Due to NDAs with some companies, I am not able to share all the project I have worked on commercially. However, here is an excerpt of projects I am contributing to. For a full list of my open source projects, you should check out my GitHub account. If you are interested in what I am doing, contact me and I will tell you a bit more about what I am working on.

Also, I am skipping the projects I am working on at Mozilla, but I will think about a place to present them at some point.

Notable projects

Some of the projects you might already have heard of or somewhat interesting things.


diaspora* is a free and open source platform to build a distributed social network. diaspora* is built on Ruby on Rails and nowadays provides a web application with large parts of the applications view logic done on the client side.

I contributed to the project since its very first day, where it got crowdfunded on Kickstarter back in 2010. As a long-time contributor, I worked on keeping the project alive and running well by managing tasks, reviewing code, doing code reviews, fixing code, answering press inquires, … you get the idea. Since mid-2018, I am no longer doing active project maintenance work, but still support the project by adding my opinionated ideas whenever possible and help out with reviews and other fun.

Get more information or have a look at the source code.


The dcf77webreceiver is a web application to receive and decode DCF77 time information from inside the browser via an antenna connected to a Raspberry Pi. It all started as a very small proof-of-concept but it turned out people actually like it, so I improved the web interface and made the source public.

The project contains three components: The client, running on the Raspberry Pi and detecting high/low-edge changes and transmitting them to the server. The server is just a small application that proxies all data from the client into a websocket. The web-ui will receive and decode all the information and will display the current time and some nerd information using an HTML5 canvas, given you have enough reception on the client.

Both the client and server run on Node.js, the web application is made using vanilla JavaScript and

Get more information or have a look at the source code.

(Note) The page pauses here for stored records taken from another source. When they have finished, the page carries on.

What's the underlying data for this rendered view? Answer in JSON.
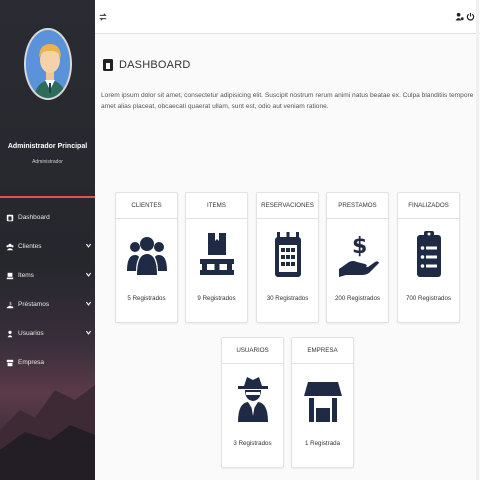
{
  "sidebar": {
    "profile_name": "Administrador Principal",
    "profile_role": "Administrador",
    "items": [
      {
        "label": "Dashboard",
        "icon": "dashboard-icon",
        "has_submenu": false
      },
      {
        "label": "Clientes",
        "icon": "users-icon",
        "has_submenu": true
      },
      {
        "label": "Items",
        "icon": "items-icon",
        "has_submenu": true
      },
      {
        "label": "Préstamos",
        "icon": "loan-icon",
        "has_submenu": true
      },
      {
        "label": "Usuarios",
        "icon": "user-icon",
        "has_submenu": true
      },
      {
        "label": "Empresa",
        "icon": "store-icon",
        "has_submenu": false
      }
    ]
  },
  "topbar": {
    "toggle_icon": "toggle-icon",
    "user_icon": "user-settings-icon",
    "power_icon": "power-icon"
  },
  "main": {
    "title": "DASHBOARD",
    "intro": "Lorem ipsum dolor sit amet, consectetur adipisicing elit. Suscipit nostrum rerum animi natus beatae ex. Culpa blanditiis tempore amet alias placeat, obcaecati quaerat ullam, sunt est, odio aut veniam ratione.",
    "cards": [
      {
        "title": "CLIENTES",
        "count": "5 Registrados",
        "icon": "users-icon"
      },
      {
        "title": "ITEMS",
        "count": "9 Registrados",
        "icon": "pallet-icon"
      },
      {
        "title": "RESERVACIONES",
        "count": "30 Registrados",
        "icon": "calendar-icon"
      },
      {
        "title": "PRESTAMOS",
        "count": "200 Registrados",
        "icon": "hand-dollar-icon"
      },
      {
        "title": "FINALIZADOS",
        "count": "700 Registrados",
        "icon": "clipboard-list-icon"
      },
      {
        "title": "USUARIOS",
        "count": "3 Registrados",
        "icon": "user-secret-icon"
      },
      {
        "title": "EMPRESA",
        "count": "1 Registrada",
        "icon": "store-icon"
      }
    ]
  },
  "colors": {
    "sidebar_bg": "#26262d",
    "accent_line": "#e0534f",
    "icon_navy": "#1f2a44"
  }
}
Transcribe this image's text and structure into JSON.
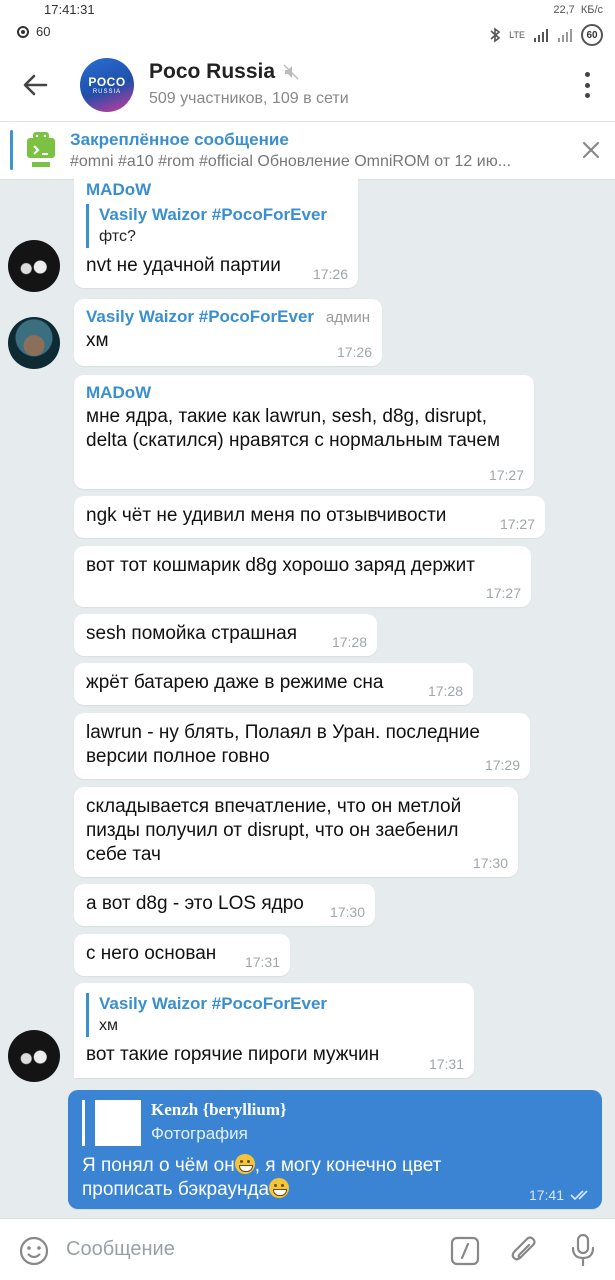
{
  "statusbar": {
    "time": "17:41:31",
    "notif_count": "60",
    "net_speed": "22,7",
    "net_unit": "КБ/с",
    "battery": "60",
    "network": "LTE"
  },
  "header": {
    "title": "Poco Russia",
    "subtitle": "509 участников, 109 в сети",
    "avatar_top": "POCO",
    "avatar_bottom": "RUSSIA"
  },
  "pinned": {
    "title": "Закреплённое сообщение",
    "text": "#omni #a10 #rom #official  Обновление OmniROM от 12 ию..."
  },
  "messages": [
    {
      "sender": "MADoW",
      "reply_name": "Vasily Waizor #PocoForEver",
      "reply_text": "фтс?",
      "text": "nvt не удачной партии",
      "time": "17:26"
    },
    {
      "sender": "Vasily Waizor #PocoForEver",
      "role": "админ",
      "text": "хм",
      "time": "17:26"
    },
    {
      "sender": "MADoW",
      "text": "мне ядра, такие как lawrun, sesh, d8g, disrupt, delta (скатился) нравятся с нормальным тачем",
      "time": "17:27"
    },
    {
      "text": "ngk чёт не удивил меня по отзывчивости",
      "time": "17:27"
    },
    {
      "text": "вот тот кошмарик d8g хорошо заряд держит",
      "time": "17:27"
    },
    {
      "text": "sesh помойка страшная",
      "time": "17:28"
    },
    {
      "text": "жрёт батарею даже в режиме сна",
      "time": "17:28"
    },
    {
      "text": "lawrun - ну блять, Полаял в Уран. последние версии полное говно",
      "time": "17:29"
    },
    {
      "text": "складывается впечатление, что он метлой пизды получил от disrupt, что он заебенил себе тач",
      "time": "17:30"
    },
    {
      "text": "а вот d8g - это LOS ядро",
      "time": "17:30"
    },
    {
      "text": "с него основан",
      "time": "17:31"
    },
    {
      "reply_name": "Vasily Waizor #PocoForEver",
      "reply_text": "хм",
      "text": "вот такие горячие пироги мужчин",
      "time": "17:31"
    }
  ],
  "outgoing": {
    "fwd_name": "Kenzh {beryllium}",
    "fwd_type": "Фотография",
    "text_part1": "Я понял о чём он",
    "text_part2": ", я могу конечно цвет прописать бэкраунда",
    "time": "17:41"
  },
  "input": {
    "placeholder": "Сообщение"
  },
  "colors": {
    "accent": "#3a8fd0",
    "outgoing_bubble": "#3a84d3",
    "chat_bg": "#e6ebee"
  }
}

firefox-tabgroups is a Firefox add-on that aims to provide a simple add-on to replace some functionalities from TabView/Tab Groups/Panorama which were removed from Firefox due to a lot of open bugs and a very low overall usage.

While the backend is compatible with the old data from the original Firefox sources, the frontend was built using React and Redux to create a frontend that should be easy to maintain and extend in the future.

Get more information or have a look at the source code.


Lilly (because it is a “link list” and “lili” looks weird) is a minimalistic “read it later” web application. I created this little app because I was not happy with keeping articles “stared” or unread in my feed reader nor with storing emails in my inbox. Browser bookmarks are nicer, but still not synchronized between all my devices.

It supports dragging links (and even Firefox tabs) into it and it will store the links into a small JSON file stored on the server. Lilly makes use of Underscore.js, Backbone’s event machine and React (in fact, it was a playground to test some React patterns).

Get more information or have a look at the source code.

Other projects

Possibly less interesting projects. You might want to check them out, though.